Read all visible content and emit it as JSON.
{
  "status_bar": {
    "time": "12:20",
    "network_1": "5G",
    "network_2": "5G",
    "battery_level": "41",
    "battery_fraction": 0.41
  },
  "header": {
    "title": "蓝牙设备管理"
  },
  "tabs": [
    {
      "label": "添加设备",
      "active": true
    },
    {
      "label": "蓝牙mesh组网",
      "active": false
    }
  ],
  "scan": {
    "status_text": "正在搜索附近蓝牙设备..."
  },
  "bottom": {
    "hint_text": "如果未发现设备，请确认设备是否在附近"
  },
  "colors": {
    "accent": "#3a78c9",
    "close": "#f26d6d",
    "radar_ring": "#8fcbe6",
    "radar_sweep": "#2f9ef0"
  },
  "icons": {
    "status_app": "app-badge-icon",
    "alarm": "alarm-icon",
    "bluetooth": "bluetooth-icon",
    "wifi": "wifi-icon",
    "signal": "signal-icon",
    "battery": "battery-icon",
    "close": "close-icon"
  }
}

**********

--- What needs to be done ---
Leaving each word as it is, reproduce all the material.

--- Your solution ---
Read all visible content and emit it as JSON.
{
  "status_bar": {
    "time": "12:20",
    "network_1": "5G",
    "network_2": "5G",
    "battery_level": "41",
    "battery_fraction": 0.41
  },
  "header": {
    "title": "蓝牙设备管理"
  },
  "tabs": [
    {
      "label": "添加设备",
      "active": true
    },
    {
      "label": "蓝牙mesh组网",
      "active": false
    }
  ],
  "scan": {
    "status_text": "正在搜索附近蓝牙设备..."
  },
  "bottom": {
    "hint_text": "如果未发现设备，请确认设备是否在附近"
  },
  "colors": {
    "accent": "#3a78c9",
    "close": "#f26d6d",
    "radar_ring": "#8fcbe6",
    "radar_sweep": "#2f9ef0"
  },
  "icons": {
    "status_app": "app-badge-icon",
    "alarm": "alarm-icon",
    "bluetooth": "bluetooth-icon",
    "wifi": "wifi-icon",
    "signal": "signal-icon",
    "battery": "battery-icon",
    "close": "close-icon"
  }
}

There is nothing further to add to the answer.